Regardless of the mode of data collection, women reported more UPA than men (table 6). This may indicate that, in the United Kingdom, women are more likely to engage in activities such as housework, walking the dog, shopping, and playing with children.18 Further, it is interesting to note that the UPA reported by women is significantly greater (t982 = −4.55; 97.5% confidence interval = −0.34 to −0.12; p<0.001) than the proportion of UPA engaged in by men (female mean UPA = 43.2%; male mean UPA = 39.8%).
Strengths and limitations
The use of health behaviour change programmes employing internet based technologies is cost effective and allows participants to work at their own pace and convenience.19 Home based programmes enhance accessibility for people limited by finances or transportation.20
Potential disadvantages of internet based methods of communication are that a high financial outlay is required to develop systems such as the one described herein. Also, access to internet based programmes is not yet universal. In December 2003, 49% of United Kingdom households had internet access (http://www.statistics.gov.uk/releases). Further, instruments such as the BLPAQ should not be administered as a substitute for professional medical support, but as a complement to it.

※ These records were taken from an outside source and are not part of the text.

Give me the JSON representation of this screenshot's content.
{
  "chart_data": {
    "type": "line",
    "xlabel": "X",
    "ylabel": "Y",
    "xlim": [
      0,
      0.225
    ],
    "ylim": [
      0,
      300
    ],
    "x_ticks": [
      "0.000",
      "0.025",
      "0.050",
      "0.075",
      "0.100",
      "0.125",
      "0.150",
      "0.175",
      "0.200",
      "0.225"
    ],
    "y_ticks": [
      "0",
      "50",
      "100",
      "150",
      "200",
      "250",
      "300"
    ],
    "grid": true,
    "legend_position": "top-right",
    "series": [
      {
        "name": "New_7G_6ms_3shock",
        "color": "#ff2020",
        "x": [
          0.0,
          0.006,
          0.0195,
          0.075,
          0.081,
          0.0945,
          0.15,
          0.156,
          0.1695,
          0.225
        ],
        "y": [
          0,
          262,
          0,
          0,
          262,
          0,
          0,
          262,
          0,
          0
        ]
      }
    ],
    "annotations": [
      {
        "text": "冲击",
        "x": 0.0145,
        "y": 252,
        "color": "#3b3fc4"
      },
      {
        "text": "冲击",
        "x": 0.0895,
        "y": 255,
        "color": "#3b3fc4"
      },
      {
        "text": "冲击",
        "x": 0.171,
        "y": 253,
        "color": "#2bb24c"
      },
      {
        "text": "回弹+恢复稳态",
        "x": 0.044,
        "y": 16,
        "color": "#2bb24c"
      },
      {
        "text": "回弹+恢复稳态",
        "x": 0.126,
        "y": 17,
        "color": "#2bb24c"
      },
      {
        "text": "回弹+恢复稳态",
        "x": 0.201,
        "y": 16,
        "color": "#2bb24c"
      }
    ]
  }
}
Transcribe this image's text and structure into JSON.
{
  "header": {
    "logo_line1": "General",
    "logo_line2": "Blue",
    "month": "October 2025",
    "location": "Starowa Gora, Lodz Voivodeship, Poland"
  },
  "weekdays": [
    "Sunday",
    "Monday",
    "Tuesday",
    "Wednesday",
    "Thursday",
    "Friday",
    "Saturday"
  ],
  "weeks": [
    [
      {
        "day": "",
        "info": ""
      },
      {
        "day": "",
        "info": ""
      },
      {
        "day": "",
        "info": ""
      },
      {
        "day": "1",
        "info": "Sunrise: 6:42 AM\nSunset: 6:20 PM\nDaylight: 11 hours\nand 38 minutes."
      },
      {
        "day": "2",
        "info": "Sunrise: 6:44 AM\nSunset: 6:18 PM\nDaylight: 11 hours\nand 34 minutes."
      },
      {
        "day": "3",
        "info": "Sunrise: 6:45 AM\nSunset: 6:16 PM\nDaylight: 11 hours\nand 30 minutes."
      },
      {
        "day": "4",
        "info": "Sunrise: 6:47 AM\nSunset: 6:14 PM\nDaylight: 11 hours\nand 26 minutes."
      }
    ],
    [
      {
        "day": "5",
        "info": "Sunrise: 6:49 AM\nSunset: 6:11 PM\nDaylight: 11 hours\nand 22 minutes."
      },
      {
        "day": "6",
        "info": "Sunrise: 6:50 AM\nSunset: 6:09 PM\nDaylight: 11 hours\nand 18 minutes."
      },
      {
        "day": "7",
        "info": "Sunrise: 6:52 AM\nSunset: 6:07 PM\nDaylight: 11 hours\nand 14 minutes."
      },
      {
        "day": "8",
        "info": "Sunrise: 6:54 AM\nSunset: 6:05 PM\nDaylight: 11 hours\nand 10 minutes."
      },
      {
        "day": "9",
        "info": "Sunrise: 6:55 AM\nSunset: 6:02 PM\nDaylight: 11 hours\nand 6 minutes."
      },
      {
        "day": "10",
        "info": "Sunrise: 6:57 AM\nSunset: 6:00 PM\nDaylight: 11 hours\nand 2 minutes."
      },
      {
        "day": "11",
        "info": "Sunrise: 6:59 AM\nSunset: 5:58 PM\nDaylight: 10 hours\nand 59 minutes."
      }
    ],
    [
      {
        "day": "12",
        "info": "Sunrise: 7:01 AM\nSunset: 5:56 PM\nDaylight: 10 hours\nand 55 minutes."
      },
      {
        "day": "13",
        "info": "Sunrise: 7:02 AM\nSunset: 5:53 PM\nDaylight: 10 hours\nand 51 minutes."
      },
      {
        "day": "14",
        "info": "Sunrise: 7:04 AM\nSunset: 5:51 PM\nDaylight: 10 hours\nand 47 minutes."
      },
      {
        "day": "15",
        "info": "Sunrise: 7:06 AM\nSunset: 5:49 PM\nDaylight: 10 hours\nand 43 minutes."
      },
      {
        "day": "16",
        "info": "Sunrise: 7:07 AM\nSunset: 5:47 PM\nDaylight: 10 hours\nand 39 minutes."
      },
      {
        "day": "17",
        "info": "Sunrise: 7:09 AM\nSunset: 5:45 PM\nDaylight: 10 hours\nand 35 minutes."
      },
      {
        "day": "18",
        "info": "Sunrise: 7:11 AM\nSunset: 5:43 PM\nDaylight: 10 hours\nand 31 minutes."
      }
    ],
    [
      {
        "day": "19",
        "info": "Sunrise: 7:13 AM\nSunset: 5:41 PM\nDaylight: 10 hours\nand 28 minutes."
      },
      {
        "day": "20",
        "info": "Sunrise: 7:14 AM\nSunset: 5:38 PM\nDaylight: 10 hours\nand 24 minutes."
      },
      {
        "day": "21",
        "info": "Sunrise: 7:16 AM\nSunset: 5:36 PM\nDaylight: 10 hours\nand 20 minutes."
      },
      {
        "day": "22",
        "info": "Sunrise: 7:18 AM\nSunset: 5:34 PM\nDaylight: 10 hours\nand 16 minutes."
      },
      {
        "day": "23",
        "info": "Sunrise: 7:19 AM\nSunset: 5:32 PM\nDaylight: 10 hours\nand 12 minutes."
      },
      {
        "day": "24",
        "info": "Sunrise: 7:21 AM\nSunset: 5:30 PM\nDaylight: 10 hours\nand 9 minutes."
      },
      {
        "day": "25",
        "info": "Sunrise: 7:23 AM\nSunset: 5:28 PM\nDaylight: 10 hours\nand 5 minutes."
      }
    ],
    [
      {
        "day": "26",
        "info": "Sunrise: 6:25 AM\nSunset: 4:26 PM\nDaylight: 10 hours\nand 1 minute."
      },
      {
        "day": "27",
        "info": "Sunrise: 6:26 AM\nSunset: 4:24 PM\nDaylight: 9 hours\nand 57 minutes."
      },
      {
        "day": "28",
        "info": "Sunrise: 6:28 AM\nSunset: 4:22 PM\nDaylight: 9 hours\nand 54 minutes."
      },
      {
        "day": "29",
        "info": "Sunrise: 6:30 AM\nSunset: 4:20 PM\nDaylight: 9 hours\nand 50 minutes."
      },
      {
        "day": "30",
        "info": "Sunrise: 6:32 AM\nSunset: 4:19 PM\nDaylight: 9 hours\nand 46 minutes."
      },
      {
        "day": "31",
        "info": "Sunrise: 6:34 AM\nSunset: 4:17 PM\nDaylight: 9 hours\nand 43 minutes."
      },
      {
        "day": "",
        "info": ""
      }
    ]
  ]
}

A limitation with the structure of the BLPAQ concerns the marginal α of the three item UPA subscale. In cases where the number of items in a subscale is less than 10, an α coefficient of 0.60 is acceptable as long as there is evidence for validity and there are good theoretical and/or practical reasons for the subscale.21 Further, the homogeneity of this subscale was demonstrated by CFA, which is a more rigorous test than Cronbach’s α, and there is sound theoretical premise for the content of the PPA subscale.
What this study adds
A valid and reliable internet based questionnaire has been designed which allows researchers to test theories underlying planned and unplanned physical activity behaviour.
Conclusions and recommendations
The BLPAQ is a valid and reliable internet based questionnaire that allows researchers to test theories underlying PPA and UPA behaviour.22 A major recommendation is for extension of the validation process to test concurrent and predictive validity. Further, if unplanned daily activities at a moderate intensity can be promoted, it is more likely that PA requirements can be met. The notion of integrating unplanned lifestyle PA behaviours to enhance health status is concordant with current thinking among exercise professionals, government agencies, and epidemiologists.1,9,23
We thank Biomedical Research Ltd and the Brunel Research Committee for supporting this research. The online version of the Brunel lifestyle physical activity questionnaire (BLPAQ) can be viewed at the following location with a username and password available from the first author: http://www.slendertonementor.com.
Present address: N L D Chatzisarantis is now at the School of Sport and Health Sciences, University of Exeter, Exeter, Devon, UK
Competing interests: The research was funded in part by Biomedical Research Ltd, Republic of Ireland. The questionnaire reported in the study is used as part of an on line health and fitness programme. Although the research was sponsored by a commercial organisation, this had absolutely no bearing on the results.
Ethics: The study received ethical approval from the institutional review board and written informed consent was sought from subjects.